Interface dataset entries:
● ● ● ●
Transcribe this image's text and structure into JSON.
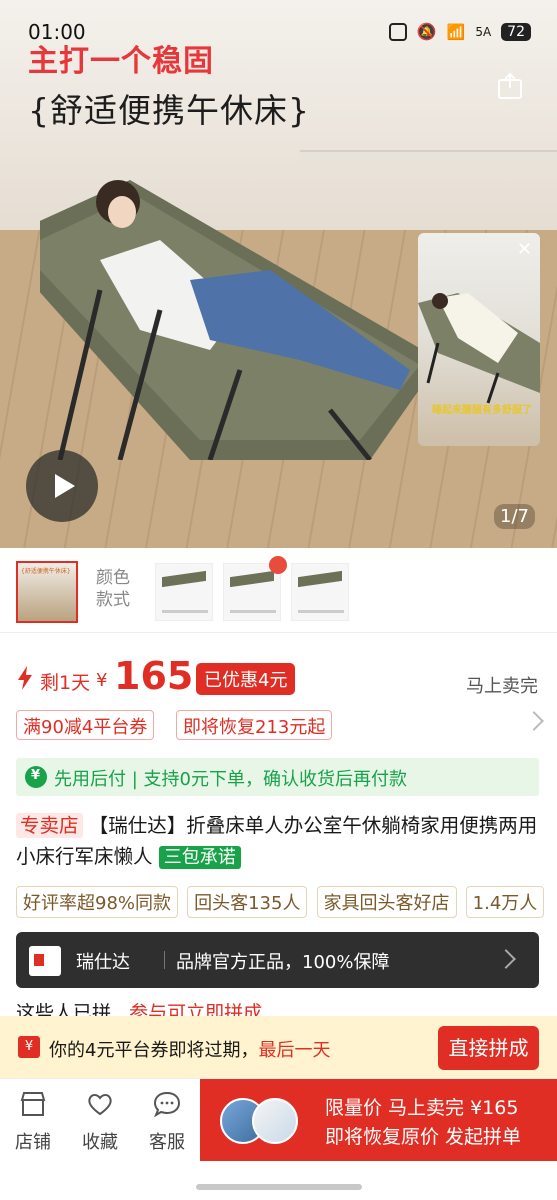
{
  "status": {
    "time": "01:00",
    "battery": "72",
    "network": "5A"
  },
  "hero": {
    "title_line1": "主打一个稳固",
    "title_line2": "{舒适便携午休床}",
    "pager": "1/7",
    "pip_caption": "睡起来腰腿有多舒服了"
  },
  "variants": {
    "label": "颜色\n款式",
    "main_thumb_text": "{舒适便携午休床}"
  },
  "price": {
    "remaining": "剩1天",
    "currency": "¥",
    "value": "165",
    "discount": "已优惠4元",
    "sellout": "马上卖完"
  },
  "coupons": [
    "满90减4平台券",
    "即将恢复213元起"
  ],
  "pay_later": "先用后付 | 支持0元下单，确认收货后再付款",
  "title": {
    "store_tag": "专卖店",
    "text": "【瑞仕达】折叠床单人办公室午休躺椅家用便携两用小床行军床懒人",
    "guarantee": "三包承诺"
  },
  "badges": [
    "好评率超98%同款",
    "回头客135人",
    "家具回头客好店",
    "1.4万人"
  ],
  "store": {
    "name": "瑞仕达",
    "claim": "品牌官方正品，100%保障"
  },
  "group": {
    "label": "这些人已拼",
    "action": "参与可立即拼成"
  },
  "expiry": {
    "icon": "¥",
    "text": "你的4元平台券即将过期，",
    "last_day": "最后一天",
    "button": "直接拼成"
  },
  "bottom_nav": [
    {
      "label": "店铺",
      "icon": "store-icon"
    },
    {
      "label": "收藏",
      "icon": "heart-icon"
    },
    {
      "label": "客服",
      "icon": "chat-icon"
    }
  ],
  "cta": {
    "line1": "限量价 马上卖完 ¥165",
    "line2": "即将恢复原价 发起拼单"
  },
  "colors": {
    "accent": "#e02e24",
    "green": "#18a34a",
    "dark": "#2f2f2f",
    "banner": "#fff4cf"
  }
}
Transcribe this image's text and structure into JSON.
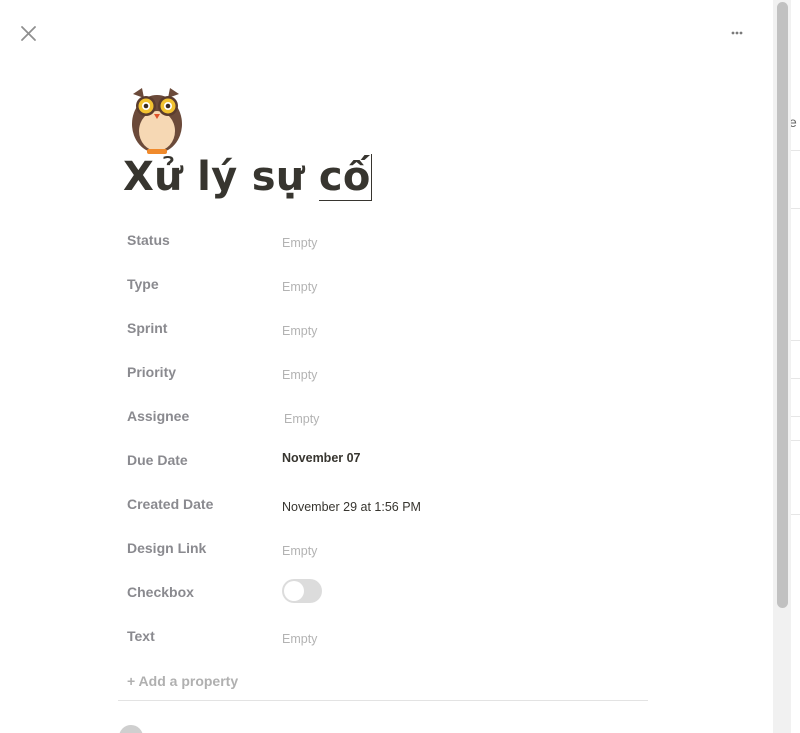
{
  "header": {
    "close_icon": "close-icon",
    "more_icon": "more-horizontal-icon"
  },
  "page": {
    "icon": "owl-icon",
    "title_main": "Xử lý sự ",
    "title_selected": "cố"
  },
  "properties": [
    {
      "label": "Status",
      "value": "Empty"
    },
    {
      "label": "Type",
      "value": "Empty"
    },
    {
      "label": "Sprint",
      "value": "Empty"
    },
    {
      "label": "Priority",
      "value": "Empty"
    },
    {
      "label": "Assignee",
      "value": "Empty"
    },
    {
      "label": "Due Date",
      "value": "November 07"
    },
    {
      "label": "Created Date",
      "value": "November 29 at 1:56 PM"
    },
    {
      "label": "Design Link",
      "value": "Empty"
    },
    {
      "label": "Checkbox",
      "value": false
    },
    {
      "label": "Text",
      "value": "Empty"
    }
  ],
  "add_property_label": "+ Add a property",
  "background_page": {
    "edge_text": "e"
  },
  "colors": {
    "title": "#37352f",
    "label": "#8a8a8f",
    "placeholder": "#b3b3b3",
    "toggle_off": "#dcdcdc",
    "owl_brown": "#6b4a3a",
    "owl_belly": "#f6d8b4",
    "owl_eye": "#f2c230",
    "owl_beak": "#f08a2c"
  }
}
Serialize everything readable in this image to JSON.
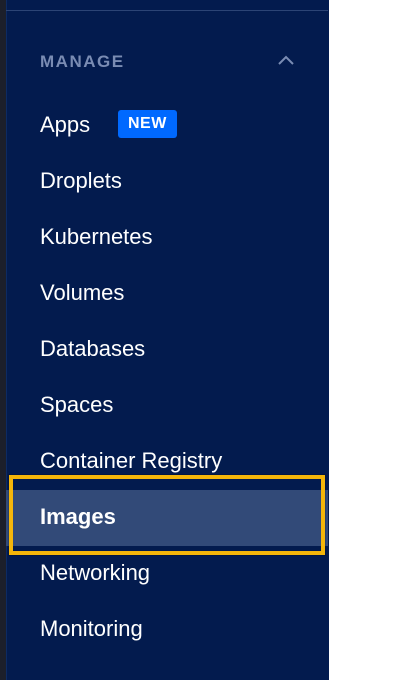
{
  "section": {
    "title": "MANAGE",
    "collapse_icon": "chevron-up-icon"
  },
  "nav": {
    "items": [
      {
        "label": "Apps",
        "badge": "NEW"
      },
      {
        "label": "Droplets"
      },
      {
        "label": "Kubernetes"
      },
      {
        "label": "Volumes"
      },
      {
        "label": "Databases"
      },
      {
        "label": "Spaces"
      },
      {
        "label": "Container Registry"
      },
      {
        "label": "Images",
        "active": true
      },
      {
        "label": "Networking"
      },
      {
        "label": "Monitoring"
      }
    ]
  },
  "colors": {
    "sidebar_bg": "#031b4e",
    "active_bg": "#324a78",
    "badge_bg": "#0069ff",
    "highlight": "#f5b60a",
    "section_title": "#7a8cb3"
  }
}
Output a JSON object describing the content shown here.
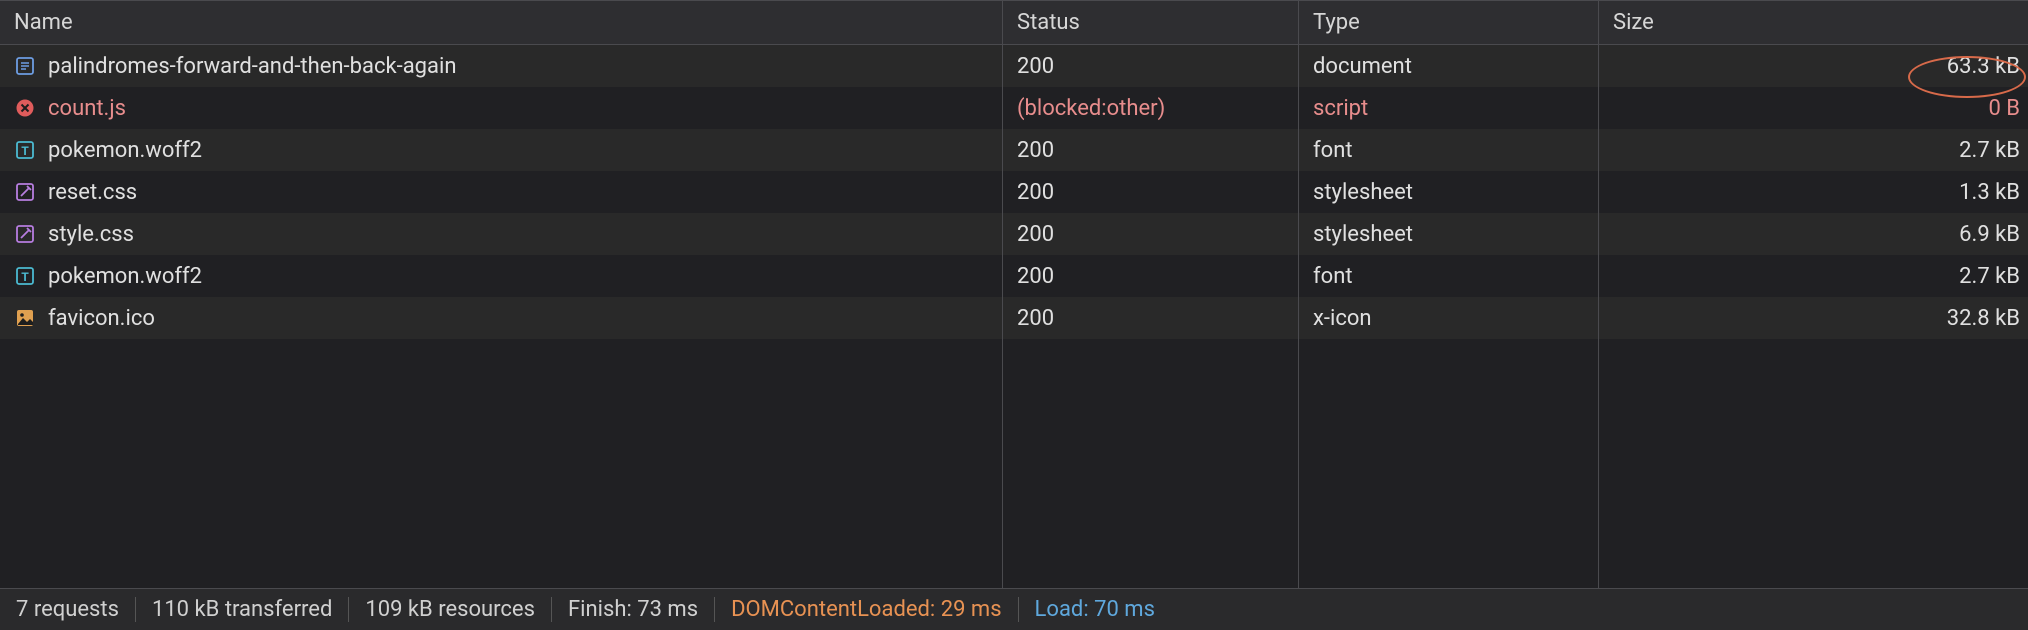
{
  "headers": {
    "name": "Name",
    "status": "Status",
    "type": "Type",
    "size": "Size"
  },
  "rows": [
    {
      "icon": "document-icon",
      "iconColor": "#6d9de2",
      "name": "palindromes-forward-and-then-back-again",
      "status": "200",
      "type": "document",
      "size": "63.3 kB",
      "error": false
    },
    {
      "icon": "error-icon",
      "iconColor": "#e05c5c",
      "name": "count.js",
      "status": "(blocked:other)",
      "type": "script",
      "size": "0 B",
      "error": true
    },
    {
      "icon": "font-icon",
      "iconColor": "#4bbad1",
      "name": "pokemon.woff2",
      "status": "200",
      "type": "font",
      "size": "2.7 kB",
      "error": false
    },
    {
      "icon": "stylesheet-icon",
      "iconColor": "#b77de0",
      "name": "reset.css",
      "status": "200",
      "type": "stylesheet",
      "size": "1.3 kB",
      "error": false
    },
    {
      "icon": "stylesheet-icon",
      "iconColor": "#b77de0",
      "name": "style.css",
      "status": "200",
      "type": "stylesheet",
      "size": "6.9 kB",
      "error": false
    },
    {
      "icon": "font-icon",
      "iconColor": "#4bbad1",
      "name": "pokemon.woff2",
      "status": "200",
      "type": "font",
      "size": "2.7 kB",
      "error": false
    },
    {
      "icon": "image-icon",
      "iconColor": "#e0a050",
      "name": "favicon.ico",
      "status": "200",
      "type": "x-icon",
      "size": "32.8 kB",
      "error": false
    }
  ],
  "footer": {
    "requests": "7 requests",
    "transferred": "110 kB transferred",
    "resources": "109 kB resources",
    "finish": "Finish: 73 ms",
    "domcontentloaded": "DOMContentLoaded: 29 ms",
    "load": "Load: 70 ms"
  }
}
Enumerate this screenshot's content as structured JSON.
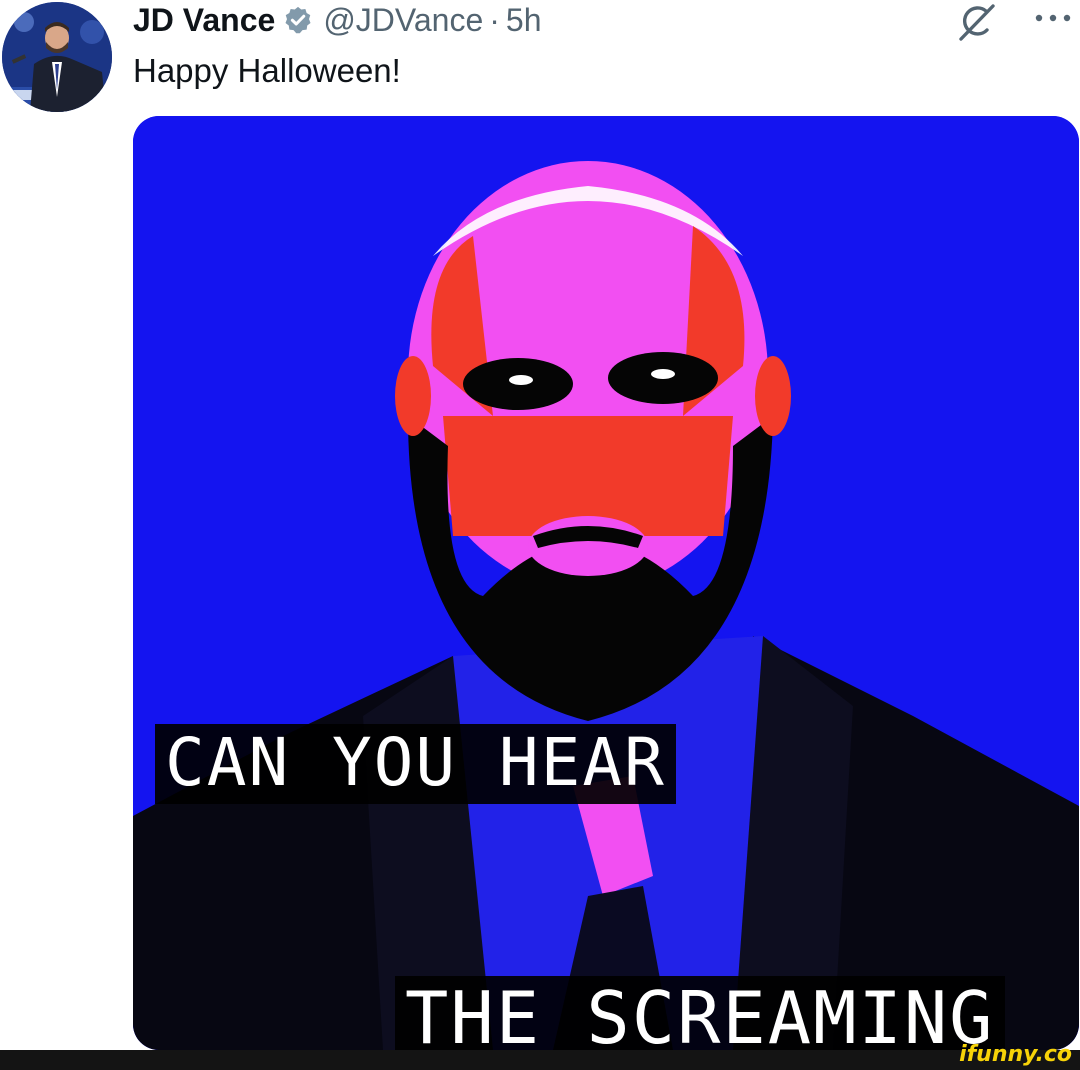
{
  "tweet": {
    "author_name": "JD Vance",
    "handle": "@JDVance",
    "separator": "·",
    "time": "5h",
    "text": "Happy Halloween!"
  },
  "icons": {
    "verified": "verified-badge-icon",
    "grok": "grok-icon",
    "more": "more-options-icon"
  },
  "media": {
    "caption_top": "CAN YOU HEAR",
    "caption_bottom": "THE SCREAMING"
  },
  "footer": {
    "watermark": "ifunny.co"
  },
  "colors": {
    "background": "#ffffff",
    "text_primary": "#0f1419",
    "text_secondary": "#536471",
    "verified": "#829aab",
    "media_blue": "#1414f0",
    "face_magenta": "#f24ff2",
    "face_red": "#f23a2a",
    "watermark": "#f7d308"
  }
}
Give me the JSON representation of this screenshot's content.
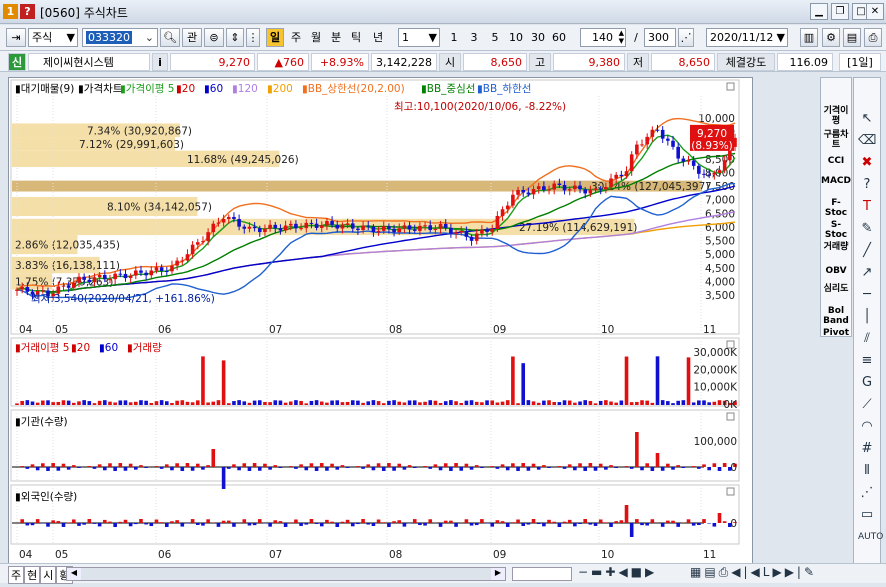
{
  "titlebar": {
    "icon1": "1",
    "icon2": "?",
    "title": "[0560] 주식차트",
    "buttons": [
      "minimize-icon",
      "restore-icon",
      "close-icon"
    ]
  },
  "toolbar": {
    "market": "주식",
    "code": "033320",
    "gwan": "관",
    "period_labels": [
      "일",
      "주",
      "월",
      "분",
      "틱",
      "년"
    ],
    "active_period": "일",
    "interval_select": "1",
    "intervals": [
      "1",
      "3",
      "5",
      "10",
      "30",
      "60"
    ],
    "count": "140",
    "slash": "/",
    "total": "300",
    "date": "2020/11/12"
  },
  "quote": {
    "badge": "신",
    "name": "제이씨현시스템",
    "info": "i",
    "price": "9,270",
    "change": "▲760",
    "pct": "+8.93%",
    "volume": "3,142,228",
    "open_lbl": "시",
    "open": "8,650",
    "high_lbl": "고",
    "high": "9,380",
    "low_lbl": "저",
    "low": "8,650",
    "strength_lbl": "체결강도",
    "strength": "116.09",
    "period_box": "[1일]"
  },
  "price_panel": {
    "legend": [
      "대기매물(9)",
      "가격차트",
      "가격이평 5",
      "20",
      "60",
      "120",
      "200",
      "BB_상한선(20,2.00)",
      "BB_중심선",
      "BB_하한선"
    ],
    "legend_colors": [
      "#000000",
      "#000000",
      "#1a9e1a",
      "#d00000",
      "#0000cc",
      "#b080e0",
      "#f0a000",
      "#f07020",
      "#008000",
      "#2060d0"
    ],
    "annot_high": "최고:10,100(2020/10/06, -8.22%)",
    "annot_low": "최저:3,540(2020/04/21, +161.86%)",
    "last_price": "9,270",
    "last_pct": "(8.93%)",
    "y_ticks": [
      "10,000",
      "9,500",
      "9,000",
      "8,500",
      "8,000",
      "7,500",
      "7,000",
      "6,500",
      "6,000",
      "5,500",
      "5,000",
      "4,500",
      "4,000",
      "3,500"
    ],
    "profile": [
      {
        "label": "7.34% (30,920,867)",
        "pct": 7.34
      },
      {
        "label": "7.12% (29,991,603)",
        "pct": 7.12
      },
      {
        "label": "11.68% (49,245,026)",
        "pct": 11.68
      },
      {
        "label": "30.14% (127,045,397)",
        "pct": 30.14
      },
      {
        "label": "8.10% (34,142,057)",
        "pct": 8.1
      },
      {
        "label": "27.19% (114,629,191)",
        "pct": 27.19
      },
      {
        "label": "2.86% (12,035,435)",
        "pct": 2.86
      },
      {
        "label": "3.83% (16,138,111)",
        "pct": 3.83
      },
      {
        "label": "1.75% (7,379,263)",
        "pct": 1.75
      }
    ]
  },
  "x_ticks": [
    "04",
    "05",
    "06",
    "07",
    "08",
    "09",
    "10",
    "11"
  ],
  "volume_panel": {
    "legend": [
      "거래이평 5",
      "20",
      "60",
      "거래량"
    ],
    "y_ticks": [
      "30,000K",
      "20,000K",
      "10,000K",
      "0K"
    ]
  },
  "inst_panel": {
    "legend": "기관(수량)",
    "y_ticks": [
      "100,000",
      "0"
    ]
  },
  "foreign_panel": {
    "legend": "외국인(수량)",
    "y_ticks": [
      "0"
    ]
  },
  "right_panel": {
    "items": [
      "기격이평",
      "구름차트",
      "CCI",
      "MACD",
      "F-Stoc",
      "S-Stoc",
      "거래량",
      "OBV",
      "심리도",
      "Bol Band",
      "Pivot"
    ]
  },
  "bottom": {
    "tabs": [
      "주",
      "현",
      "시",
      "황"
    ]
  },
  "colors": {
    "up": "#e01010",
    "down": "#1010d0",
    "profile": "#f5dfa8",
    "profile_max": "#d8b878"
  }
}
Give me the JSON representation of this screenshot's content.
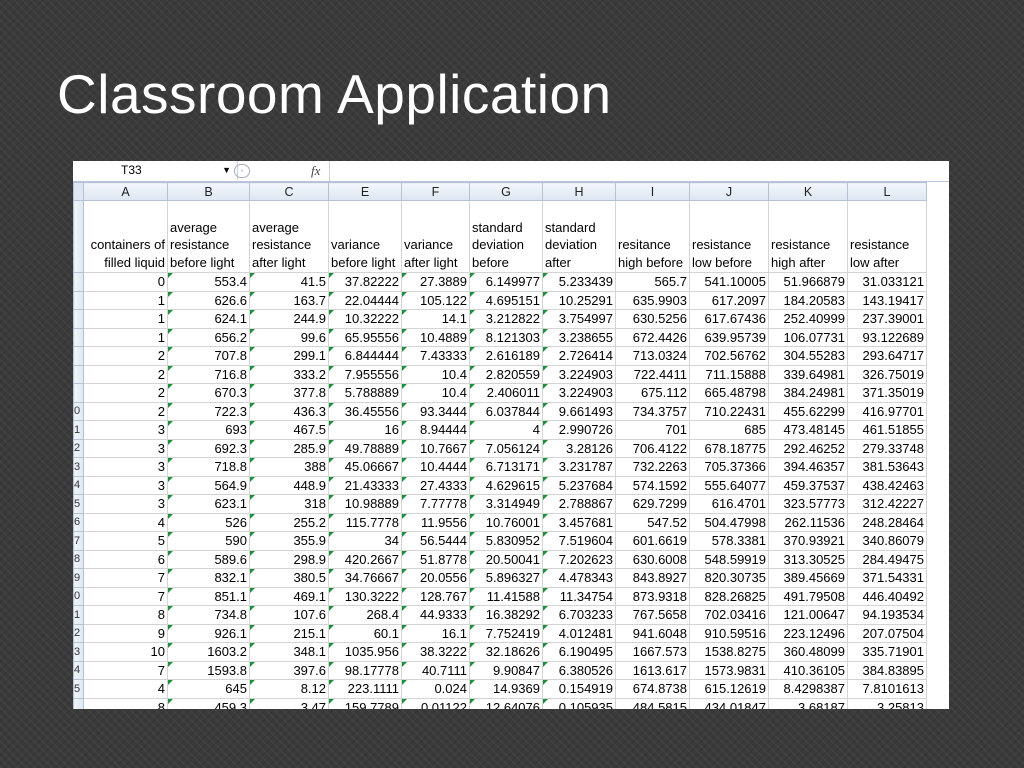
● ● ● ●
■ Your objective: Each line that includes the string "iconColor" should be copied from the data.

■ Answer to the problem:
      "iconColor": "#6d9de2",
      "iconColor": "#e05c5c",
      "iconColor": "#4bbad1",
      "iconColor": "#b77de0",
      "iconColor": "#b77de0",
      "iconColor": "#4bbad1",
      "iconColor": "#e0a050",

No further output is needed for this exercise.